*** Provided entries Section Begins ***

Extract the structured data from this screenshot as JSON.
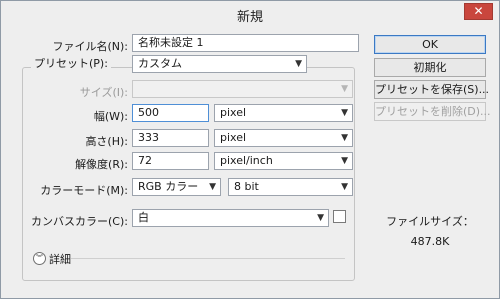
{
  "window": {
    "title": "新規",
    "close_label": "✕"
  },
  "form": {
    "filename": {
      "label": "ファイル名(N):",
      "value": "名称未設定 1"
    },
    "preset": {
      "label": "プリセット(P):",
      "value": "カスタム"
    },
    "size": {
      "label": "サイズ(I):",
      "value": "",
      "disabled": true
    },
    "width": {
      "label": "幅(W):",
      "value": "500",
      "unit": "pixel"
    },
    "height": {
      "label": "高さ(H):",
      "value": "333",
      "unit": "pixel"
    },
    "resolution": {
      "label": "解像度(R):",
      "value": "72",
      "unit": "pixel/inch"
    },
    "color_mode": {
      "label": "カラーモード(M):",
      "value": "RGB カラー",
      "depth": "8 bit"
    },
    "background": {
      "label": "カンバスカラー(C):",
      "value": "白"
    },
    "details": {
      "label": "詳細"
    }
  },
  "buttons": {
    "ok": "OK",
    "reset": "初期化",
    "save_preset": "プリセットを保存(S)...",
    "delete_preset": "プリセットを削除(D)..."
  },
  "file_size": {
    "label": "ファイルサイズ：",
    "value": "487.8K"
  },
  "icons": {
    "dropdown": "chevron-down-icon",
    "details_toggle": "double-chevron-down-icon",
    "close": "close-icon"
  },
  "colors": {
    "accent": "#3b79c4",
    "close": "#c9463d",
    "background": "#eeeeee"
  }
}
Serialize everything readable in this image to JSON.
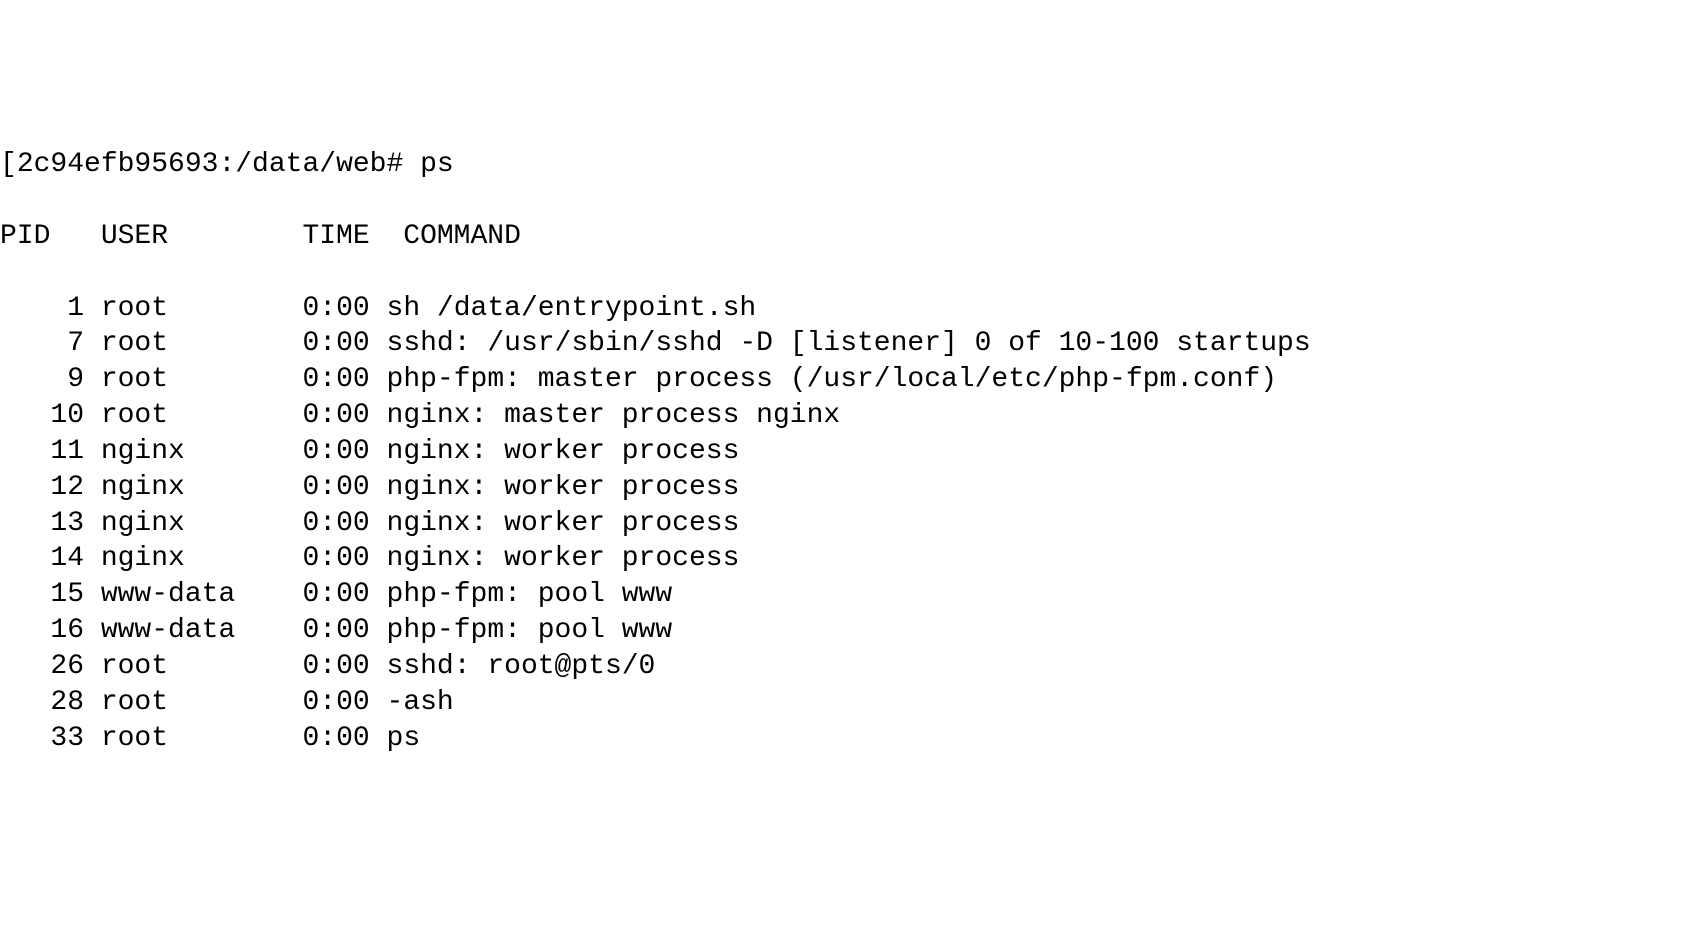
{
  "terminal": {
    "prompt": {
      "bracket": "[",
      "host_path": "2c94efb95693:/data/web# ",
      "command": "ps"
    },
    "header": {
      "pid": "PID",
      "user": "USER",
      "time": "TIME",
      "command": "COMMAND"
    },
    "rows": [
      {
        "pid": "1",
        "user": "root",
        "time": "0:00",
        "command": "sh /data/entrypoint.sh"
      },
      {
        "pid": "7",
        "user": "root",
        "time": "0:00",
        "command": "sshd: /usr/sbin/sshd -D [listener] 0 of 10-100 startups"
      },
      {
        "pid": "9",
        "user": "root",
        "time": "0:00",
        "command": "php-fpm: master process (/usr/local/etc/php-fpm.conf)"
      },
      {
        "pid": "10",
        "user": "root",
        "time": "0:00",
        "command": "nginx: master process nginx"
      },
      {
        "pid": "11",
        "user": "nginx",
        "time": "0:00",
        "command": "nginx: worker process"
      },
      {
        "pid": "12",
        "user": "nginx",
        "time": "0:00",
        "command": "nginx: worker process"
      },
      {
        "pid": "13",
        "user": "nginx",
        "time": "0:00",
        "command": "nginx: worker process"
      },
      {
        "pid": "14",
        "user": "nginx",
        "time": "0:00",
        "command": "nginx: worker process"
      },
      {
        "pid": "15",
        "user": "www-data",
        "time": "0:00",
        "command": "php-fpm: pool www"
      },
      {
        "pid": "16",
        "user": "www-data",
        "time": "0:00",
        "command": "php-fpm: pool www"
      },
      {
        "pid": "26",
        "user": "root",
        "time": "0:00",
        "command": "sshd: root@pts/0"
      },
      {
        "pid": "28",
        "user": "root",
        "time": "0:00",
        "command": "-ash"
      },
      {
        "pid": "33",
        "user": "root",
        "time": "0:00",
        "command": "ps"
      }
    ]
  }
}
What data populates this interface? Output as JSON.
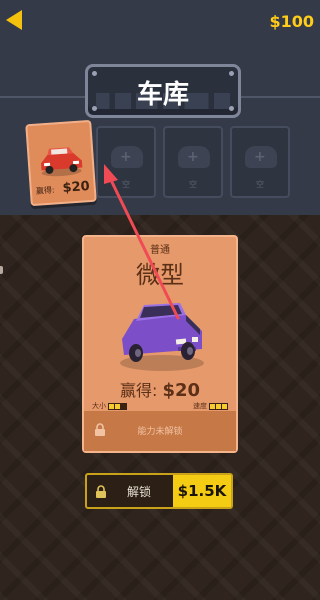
{
  "header": {
    "money": "$100"
  },
  "title": "车库",
  "owned_card": {
    "earn_label": "赢得:",
    "earn_value": "$20"
  },
  "slots": [
    {
      "label": "空"
    },
    {
      "label": "空"
    },
    {
      "label": "空"
    }
  ],
  "car_card": {
    "rarity": "普通",
    "name": "微型",
    "earn_label": "赢得:",
    "earn_value": "$20",
    "size_label": "大小",
    "size_level": 2,
    "speed_label": "速度",
    "speed_level": 3,
    "max_level": 3,
    "locked_text": "能力未解锁"
  },
  "unlock_button": {
    "label": "解锁",
    "price": "$1.5K"
  },
  "colors": {
    "accent": "#f5cc14",
    "card": "#e69a6b",
    "owned_car": "#d93a2b",
    "car": "#8a5bd6"
  }
}
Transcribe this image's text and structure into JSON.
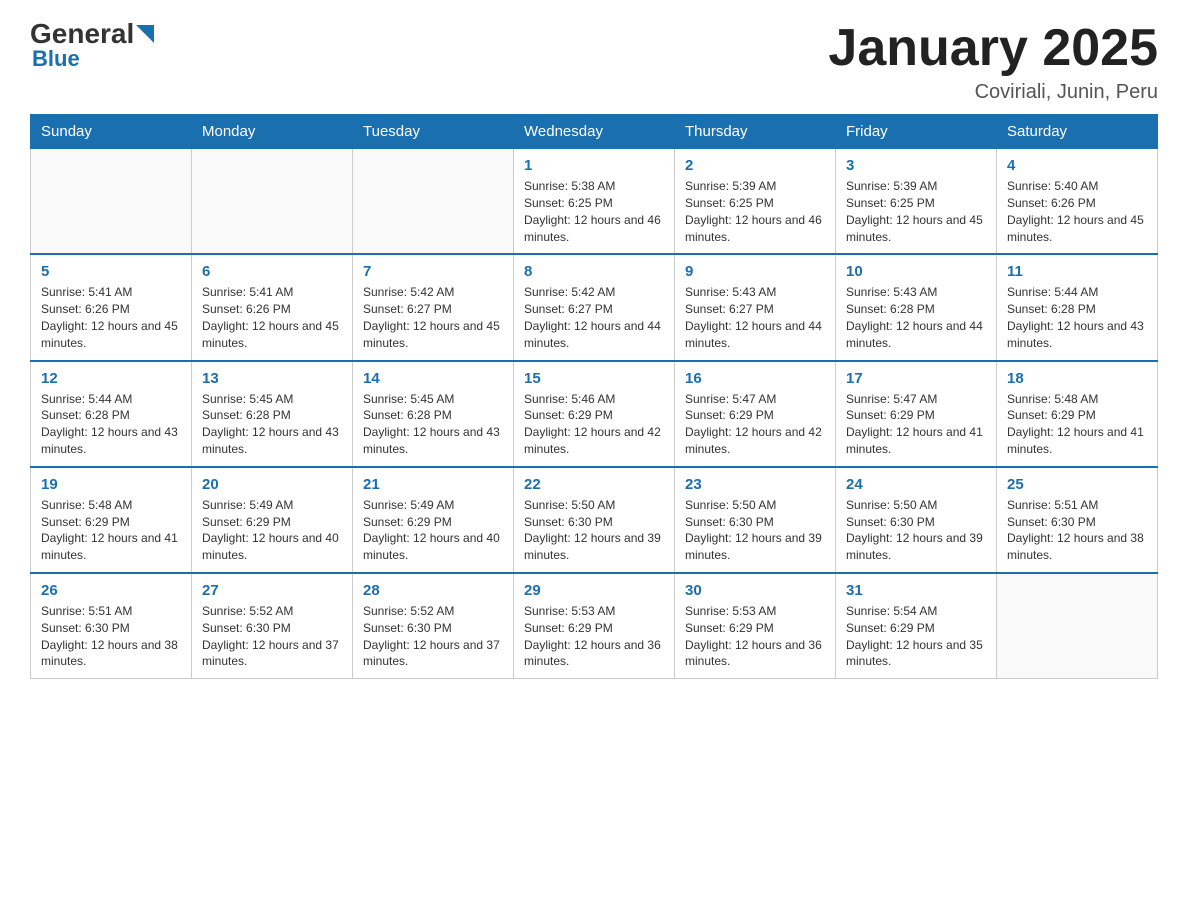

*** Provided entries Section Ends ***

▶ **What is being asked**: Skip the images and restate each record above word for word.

▶ **Worked solution**:
Extract the structured data from this screenshot as JSON.
{
  "window": {
    "title": "新規",
    "close_label": "✕"
  },
  "form": {
    "filename": {
      "label": "ファイル名(N):",
      "value": "名称未設定 1"
    },
    "preset": {
      "label": "プリセット(P):",
      "value": "カスタム"
    },
    "size": {
      "label": "サイズ(I):",
      "value": "",
      "disabled": true
    },
    "width": {
      "label": "幅(W):",
      "value": "500",
      "unit": "pixel"
    },
    "height": {
      "label": "高さ(H):",
      "value": "333",
      "unit": "pixel"
    },
    "resolution": {
      "label": "解像度(R):",
      "value": "72",
      "unit": "pixel/inch"
    },
    "color_mode": {
      "label": "カラーモード(M):",
      "value": "RGB カラー",
      "depth": "8 bit"
    },
    "background": {
      "label": "カンバスカラー(C):",
      "value": "白"
    },
    "details": {
      "label": "詳細"
    }
  },
  "buttons": {
    "ok": "OK",
    "reset": "初期化",
    "save_preset": "プリセットを保存(S)...",
    "delete_preset": "プリセットを削除(D)..."
  },
  "file_size": {
    "label": "ファイルサイズ：",
    "value": "487.8K"
  },
  "icons": {
    "dropdown": "chevron-down-icon",
    "details_toggle": "double-chevron-down-icon",
    "close": "close-icon"
  },
  "colors": {
    "accent": "#3b79c4",
    "close": "#c9463d",
    "background": "#eeeeee"
  }
}
Serialize everything readable in this image to JSON.
{
  "terminal": {
    "prompt": {
      "bracket": "[",
      "host_path": "2c94efb95693:/data/web# ",
      "command": "ps"
    },
    "header": {
      "pid": "PID",
      "user": "USER",
      "time": "TIME",
      "command": "COMMAND"
    },
    "rows": [
      {
        "pid": "1",
        "user": "root",
        "time": "0:00",
        "command": "sh /data/entrypoint.sh"
      },
      {
        "pid": "7",
        "user": "root",
        "time": "0:00",
        "command": "sshd: /usr/sbin/sshd -D [listener] 0 of 10-100 startups"
      },
      {
        "pid": "9",
        "user": "root",
        "time": "0:00",
        "command": "php-fpm: master process (/usr/local/etc/php-fpm.conf)"
      },
      {
        "pid": "10",
        "user": "root",
        "time": "0:00",
        "command": "nginx: master process nginx"
      },
      {
        "pid": "11",
        "user": "nginx",
        "time": "0:00",
        "command": "nginx: worker process"
      },
      {
        "pid": "12",
        "user": "nginx",
        "time": "0:00",
        "command": "nginx: worker process"
      },
      {
        "pid": "13",
        "user": "nginx",
        "time": "0:00",
        "command": "nginx: worker process"
      },
      {
        "pid": "14",
        "user": "nginx",
        "time": "0:00",
        "command": "nginx: worker process"
      },
      {
        "pid": "15",
        "user": "www-data",
        "time": "0:00",
        "command": "php-fpm: pool www"
      },
      {
        "pid": "16",
        "user": "www-data",
        "time": "0:00",
        "command": "php-fpm: pool www"
      },
      {
        "pid": "26",
        "user": "root",
        "time": "0:00",
        "command": "sshd: root@pts/0"
      },
      {
        "pid": "28",
        "user": "root",
        "time": "0:00",
        "command": "-ash"
      },
      {
        "pid": "33",
        "user": "root",
        "time": "0:00",
        "command": "ps"
      }
    ]
  }
}
What data populates this interface? Output as JSON.
{
  "header": {
    "money": "$100"
  },
  "title": "车库",
  "owned_card": {
    "earn_label": "赢得:",
    "earn_value": "$20"
  },
  "slots": [
    {
      "label": "空"
    },
    {
      "label": "空"
    },
    {
      "label": "空"
    }
  ],
  "car_card": {
    "rarity": "普通",
    "name": "微型",
    "earn_label": "赢得:",
    "earn_value": "$20",
    "size_label": "大小",
    "size_level": 2,
    "speed_label": "速度",
    "speed_level": 3,
    "max_level": 3,
    "locked_text": "能力未解锁"
  },
  "unlock_button": {
    "label": "解锁",
    "price": "$1.5K"
  },
  "colors": {
    "accent": "#f5cc14",
    "card": "#e69a6b",
    "owned_car": "#d93a2b",
    "car": "#8a5bd6"
  }
}
Transcribe this image's text and structure into JSON.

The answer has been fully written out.